# Prove that sin(x)/x is not Lebesgue Integrable in [1,+oo] [duplicate]

Can anyone help me on how to prove that sin(x)/x is not Lebesgue Integrable in [1,+00], Thanks in advance.

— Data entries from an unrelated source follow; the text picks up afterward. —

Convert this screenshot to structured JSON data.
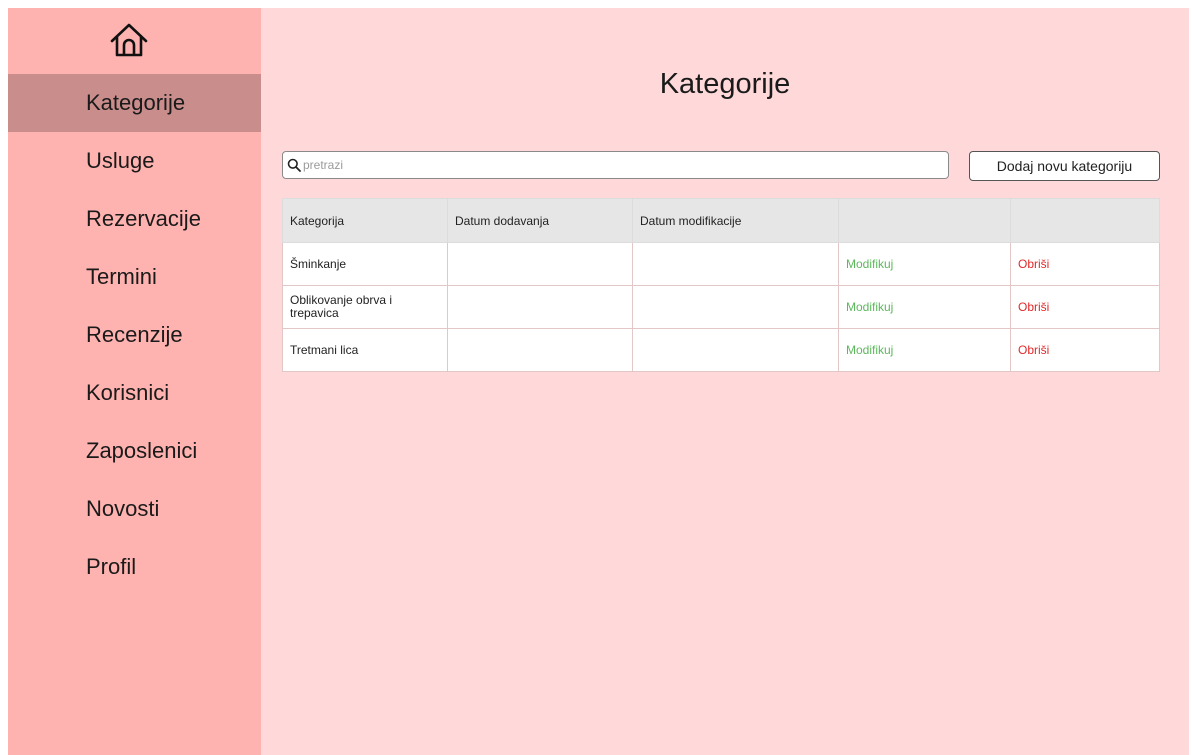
{
  "sidebar": {
    "home_icon": "home-icon",
    "items": [
      {
        "label": "Kategorije",
        "active": true
      },
      {
        "label": "Usluge"
      },
      {
        "label": "Rezervacije"
      },
      {
        "label": "Termini"
      },
      {
        "label": "Recenzije"
      },
      {
        "label": "Korisnici"
      },
      {
        "label": "Zaposlenici"
      },
      {
        "label": "Novosti"
      },
      {
        "label": "Profil"
      }
    ]
  },
  "main": {
    "title": "Kategorije",
    "search": {
      "placeholder": "pretrazi",
      "value": "",
      "icon": "search-icon"
    },
    "add_button_label": "Dodaj novu kategoriju",
    "table": {
      "headers": [
        "Kategorija",
        "Datum dodavanja",
        "Datum modifikacije",
        "",
        ""
      ],
      "rows": [
        {
          "name": "Šminkanje",
          "date_added": "",
          "date_modified": "",
          "edit": "Modifikuj",
          "delete": "Obriši"
        },
        {
          "name": "Oblikovanje obrva i trepavica",
          "date_added": "",
          "date_modified": "",
          "edit": "Modifikuj",
          "delete": "Obriši"
        },
        {
          "name": "Tretmani lica",
          "date_added": "",
          "date_modified": "",
          "edit": "Modifikuj",
          "delete": "Obriši"
        }
      ]
    }
  },
  "colors": {
    "sidebar_bg": "#ffb3b0",
    "sidebar_active": "#c98e8c",
    "main_bg": "#ffd9d9",
    "edit_link": "#5cb85c",
    "delete_link": "#e02a2a"
  }
}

## marked as duplicate by Siminore, Shailesh, José Carlos Santos, Robert Z real-analysis StackExchange.ready(function() { if (StackExchange.options.isMobile) return; $('.dupe-hammer-message-hover:not(.hover-bound)').each(function() { var$hover = $(this).addClass('hover-bound'),$msg = $hover.siblings('.dupe-hammer-message');$hover.hover( function() { $hover.showInfoMessage('', { messageElement:$msg.clone().show(), transient: false, position: { my: 'bottom left', at: 'top center', offsetTop: -7 }, dismissable: false, relativeToBody: true }); }, function() { StackExchange.helpers.removeMessages(); } ); }); }); Jul 2 '18 at 10:04

Note that $\int_{\pi /4}^{3 \pi /4} |\sin x| \, dx >0$. Now consider the integrals over $(2k\pi +\pi /4, 2k \pi +3\pi /4) )$ and add up.
Observe that $|x+2k\pi | <2k \pi +3\pi /4$ on $(2k\pi +\pi /4, 2k \pi +3\pi /4) )$.
• Yes, unlike Riemann integrals, Lebesgue integrals have the property that $f$ is integrable iff $|f|$ is. – Kavi Rama Murthy Jul 2 '18 at 10:07